# Prompt:
Please return every line in the following data that includes the string "Sectio".

# Source material:
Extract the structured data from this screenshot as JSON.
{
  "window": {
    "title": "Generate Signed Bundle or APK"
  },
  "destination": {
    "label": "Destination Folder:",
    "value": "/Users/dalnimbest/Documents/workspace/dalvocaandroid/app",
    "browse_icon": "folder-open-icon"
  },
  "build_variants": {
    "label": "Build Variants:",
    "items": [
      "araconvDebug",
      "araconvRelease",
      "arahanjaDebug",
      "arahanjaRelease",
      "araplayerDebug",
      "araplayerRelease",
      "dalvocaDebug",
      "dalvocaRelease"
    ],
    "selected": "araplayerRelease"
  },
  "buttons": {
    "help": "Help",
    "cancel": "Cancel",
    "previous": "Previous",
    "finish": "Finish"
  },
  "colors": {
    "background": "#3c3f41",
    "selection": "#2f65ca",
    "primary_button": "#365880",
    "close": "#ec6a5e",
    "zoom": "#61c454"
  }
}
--
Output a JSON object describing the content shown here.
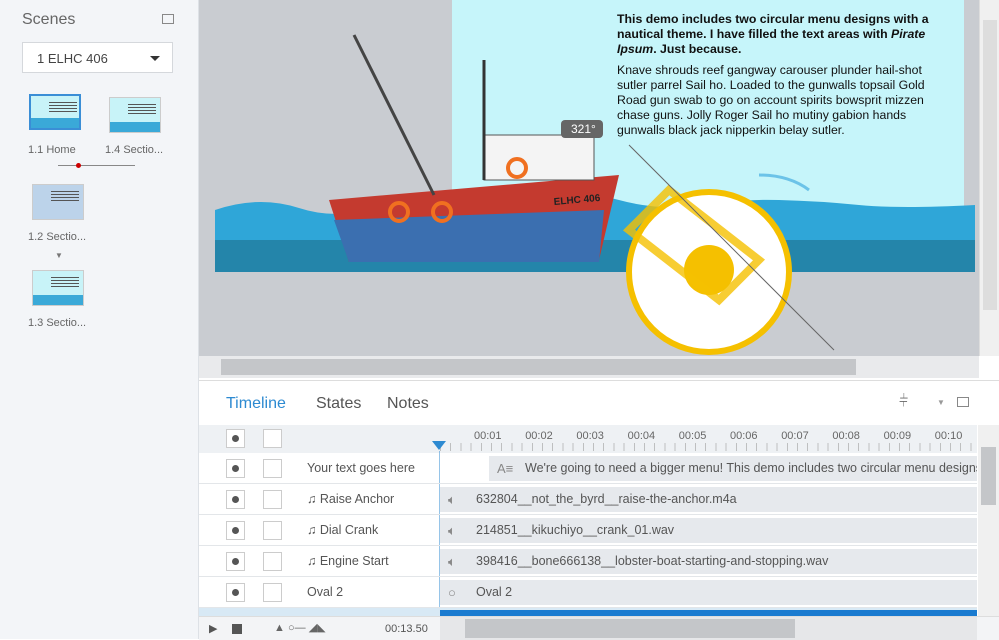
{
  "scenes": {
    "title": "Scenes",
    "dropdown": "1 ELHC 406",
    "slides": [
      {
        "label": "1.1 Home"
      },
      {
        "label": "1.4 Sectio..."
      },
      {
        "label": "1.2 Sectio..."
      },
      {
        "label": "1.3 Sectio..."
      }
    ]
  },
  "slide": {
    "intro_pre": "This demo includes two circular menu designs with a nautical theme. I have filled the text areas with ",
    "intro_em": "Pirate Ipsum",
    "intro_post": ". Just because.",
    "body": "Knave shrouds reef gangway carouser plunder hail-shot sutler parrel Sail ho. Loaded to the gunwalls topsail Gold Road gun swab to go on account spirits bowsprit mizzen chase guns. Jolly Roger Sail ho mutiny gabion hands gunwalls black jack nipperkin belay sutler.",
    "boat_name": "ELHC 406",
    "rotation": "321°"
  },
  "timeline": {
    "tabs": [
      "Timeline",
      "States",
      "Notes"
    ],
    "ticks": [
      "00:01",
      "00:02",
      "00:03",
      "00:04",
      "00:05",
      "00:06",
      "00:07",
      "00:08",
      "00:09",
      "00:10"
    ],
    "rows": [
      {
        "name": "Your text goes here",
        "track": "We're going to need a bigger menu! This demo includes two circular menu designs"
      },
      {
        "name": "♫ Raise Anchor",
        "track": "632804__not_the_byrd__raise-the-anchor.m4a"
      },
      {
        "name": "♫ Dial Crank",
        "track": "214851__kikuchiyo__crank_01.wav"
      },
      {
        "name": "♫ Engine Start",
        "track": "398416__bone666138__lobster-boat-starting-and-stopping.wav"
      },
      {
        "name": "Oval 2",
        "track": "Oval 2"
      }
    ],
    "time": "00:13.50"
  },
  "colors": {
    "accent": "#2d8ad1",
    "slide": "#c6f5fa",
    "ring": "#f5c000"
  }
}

# Result of this exercise:
        "label": "1.4 Sectio..."
        "label": "1.2 Sectio..."
        "label": "1.3 Sectio..."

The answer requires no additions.